By: Melissa Kargiannakis
Response to: Huffington Post article
Lately I have been terribly bothered by the countless articles (here, here, here, and this is just the beginning—the Business Insider even reported on it for crying out loud!) accusing Barbie of ruining our images of women and distorting little girls’ minds due to their intimate friendships with such precious pieces of plastic. My fleeting youth and childhood are not so far gone and as an emerging young adult I reflect fondly on my days of old passing the hours by with my best non-breathing ladies.
I loved Barbie. Loved her hair that I obviously shared my hair products to improve the knotty mess that was generally glued to her head; her colourfully decorated face with more make-up than I think my mother even owned; and her clothes with the tiny buttons, zippers, or Velcro pieces that my still developing hands were of just the right size and dexterity to maneuver. I absolutely idolized her. But I never thought I would grow up to look like Barbie. And I didn’t want to.

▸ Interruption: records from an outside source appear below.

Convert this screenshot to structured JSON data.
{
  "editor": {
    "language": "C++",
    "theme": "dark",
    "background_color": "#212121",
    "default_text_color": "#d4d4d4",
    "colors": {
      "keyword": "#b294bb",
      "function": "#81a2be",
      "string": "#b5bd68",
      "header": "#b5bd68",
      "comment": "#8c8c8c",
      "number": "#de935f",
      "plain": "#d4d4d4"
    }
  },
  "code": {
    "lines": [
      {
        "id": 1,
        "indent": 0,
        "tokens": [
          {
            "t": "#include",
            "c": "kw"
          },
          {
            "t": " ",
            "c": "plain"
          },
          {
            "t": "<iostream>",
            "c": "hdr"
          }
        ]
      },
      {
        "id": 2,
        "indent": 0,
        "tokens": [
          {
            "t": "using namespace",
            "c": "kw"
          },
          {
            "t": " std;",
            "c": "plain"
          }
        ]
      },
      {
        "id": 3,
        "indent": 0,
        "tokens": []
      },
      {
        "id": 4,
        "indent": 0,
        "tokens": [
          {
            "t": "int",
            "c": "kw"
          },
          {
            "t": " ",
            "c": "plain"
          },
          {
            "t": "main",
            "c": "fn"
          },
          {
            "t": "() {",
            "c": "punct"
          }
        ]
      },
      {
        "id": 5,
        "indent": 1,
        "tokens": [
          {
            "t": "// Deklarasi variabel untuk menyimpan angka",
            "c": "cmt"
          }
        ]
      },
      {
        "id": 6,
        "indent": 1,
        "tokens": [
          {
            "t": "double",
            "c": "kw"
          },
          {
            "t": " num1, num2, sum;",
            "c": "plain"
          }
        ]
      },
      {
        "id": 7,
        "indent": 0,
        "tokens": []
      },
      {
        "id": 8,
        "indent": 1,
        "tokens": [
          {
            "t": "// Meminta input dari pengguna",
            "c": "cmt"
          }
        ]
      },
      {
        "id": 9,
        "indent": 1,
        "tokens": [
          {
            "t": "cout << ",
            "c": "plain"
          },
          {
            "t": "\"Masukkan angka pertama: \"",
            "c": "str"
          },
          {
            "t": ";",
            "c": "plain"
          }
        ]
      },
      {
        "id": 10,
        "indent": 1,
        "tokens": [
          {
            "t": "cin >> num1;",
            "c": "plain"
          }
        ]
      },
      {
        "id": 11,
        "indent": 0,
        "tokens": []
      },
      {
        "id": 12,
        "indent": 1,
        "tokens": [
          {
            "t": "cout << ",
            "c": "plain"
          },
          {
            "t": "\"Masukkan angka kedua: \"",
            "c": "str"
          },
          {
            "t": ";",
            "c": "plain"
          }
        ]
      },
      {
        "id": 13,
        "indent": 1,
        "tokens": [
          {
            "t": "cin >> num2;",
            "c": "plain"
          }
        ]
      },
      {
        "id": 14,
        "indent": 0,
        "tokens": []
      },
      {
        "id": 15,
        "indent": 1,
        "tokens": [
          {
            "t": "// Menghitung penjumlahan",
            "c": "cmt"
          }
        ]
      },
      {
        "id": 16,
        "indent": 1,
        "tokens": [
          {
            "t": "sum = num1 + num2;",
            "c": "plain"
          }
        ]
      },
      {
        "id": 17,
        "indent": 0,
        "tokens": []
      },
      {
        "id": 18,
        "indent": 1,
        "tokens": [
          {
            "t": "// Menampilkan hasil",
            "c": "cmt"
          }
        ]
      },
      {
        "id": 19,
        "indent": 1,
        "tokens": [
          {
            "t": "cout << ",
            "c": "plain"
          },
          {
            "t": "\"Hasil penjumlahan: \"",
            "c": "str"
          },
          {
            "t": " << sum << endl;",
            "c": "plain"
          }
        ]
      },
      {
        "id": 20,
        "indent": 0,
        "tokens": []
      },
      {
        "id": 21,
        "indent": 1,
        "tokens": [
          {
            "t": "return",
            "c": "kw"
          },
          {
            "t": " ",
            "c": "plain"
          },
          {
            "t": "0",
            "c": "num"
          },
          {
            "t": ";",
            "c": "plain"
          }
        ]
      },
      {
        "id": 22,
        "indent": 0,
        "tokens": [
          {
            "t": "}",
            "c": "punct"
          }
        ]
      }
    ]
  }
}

Barbie made me feel girly and beautiful. With Barbie I was always the girl that boys had crushes on at school and I was always the young woman who went on fancy dates with a suited-up Ken. Barbie kept the fantasy alive that has been far from my reality. Please, stop trying to change Barbie into something less than all that she is. Barbie is supposed to be fantastical. Barbie is supposed to be ornately garnished with the most twinkling of make-up. Barbie is supposed to have an unattainable body so that everybody can be her.
Have you ever seen children attempt to put on makeup? It is much more of an art experiment than an exercise in enhancing one’s natural beauty. The colours and less-than-subtle nature of it all are certainly reminiscent of Barbie’s brightly adorned face, but that’s what’s fun about it all!

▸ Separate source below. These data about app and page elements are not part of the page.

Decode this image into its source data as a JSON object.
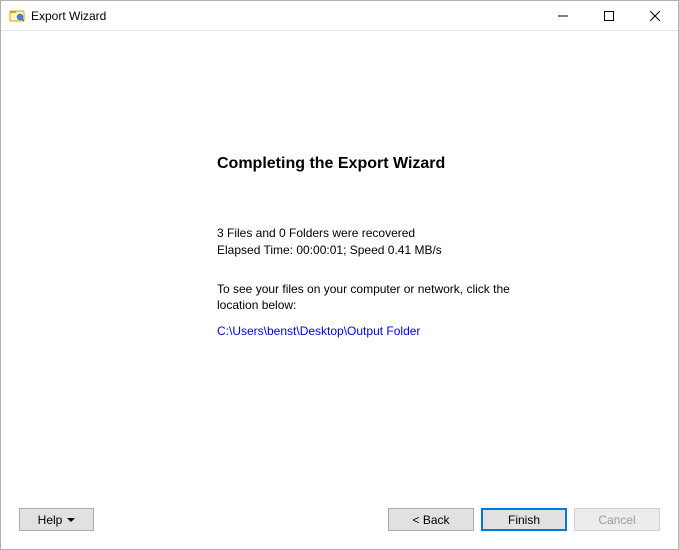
{
  "titlebar": {
    "title": "Export Wizard"
  },
  "content": {
    "heading": "Completing the Export Wizard",
    "summary_line1": "3 Files and 0 Folders were recovered",
    "summary_line2": "Elapsed Time: 00:00:01; Speed 0.41 MB/s",
    "instruction": "To see your files on your computer or network, click the location below:",
    "link": "C:\\Users\\benst\\Desktop\\Output Folder"
  },
  "footer": {
    "help_label": "Help",
    "back_label": "< Back",
    "finish_label": "Finish",
    "cancel_label": "Cancel"
  }
}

Those “average” size Barbies actually make me feel terrible because I’m still bigger than those statistically sized measurements purport. I don’t look like that. But dang, do I look good. And it is the original Barbie that makes me feel good. The three-dimensional renderings or even the plastic mock-ups of alleged “average” still seem a little off. I mean how many “average” people do you know with a 4-inch thigh gap? I barely know anyone even with the tiniest of thigh gaps. These newly proposed Barbies are also based on finite numbers. Any physician would tell you that a healthy average is a range of weights per height. Furthermore, focusing on averages perpetuates the problem of individual body acceptance issues rather than alleviating the issue. I dispute Nickolay Lamm’s message: “average is beautiful”. No, average isn’t beautiful—everyone is beautiful. Because everyone is more than their outsides—everyone has a story that includes their entire person, inside and out.
There’s also a sexist double standard at play in the criticism of Barbie. Where are the grown men chiding Lego for their body image issues? Or HotWheels for giving us unrealistic expectations about roads? I mean seriously, it is as similarly ludicrous. I played with Lego all the time, and no—just like with Barbie with permanently high-heel-shaped feet—I did not aspire to be a cubic person with a removable head when I grew up. But we aren’t talking about these issues at all. We’re focusing on one brand of toy not even one genre of fictionally designed dolls in general.
To those out there who have alleged that Barbie devastated their self-esteem, body image, and expectations, perhaps we should look at other underlying causes as to why at ages 5-10 you were worried about your body image. Perhaps the social constructs that exude such pressure even at such a young age should be given more attention rather than scapegoating some plastic Mattel toy.
Even the more realistic Barbies that emerged in my youth where they gained belly buttons and partially defined abs destroyed my childhood best friend. Now I was looking at her as near human. Now I was seeing features I saw on women in magazines. To me it was as if Barbie was trying to be like models, not that models or real women were trying to be like Barbie. I didn’t like that. It ruined her imaginative, creative existence in fantasyland. It made her more human. Making her more human in turn made more human to Barbie comparisons.
So please. Leave Barbie alone. Let the fantasy live on because Barbie never bothered me. But boy these articles tearing her apart do.
Barbie isn’t ruining our body image—societal constructs and Photoshop are.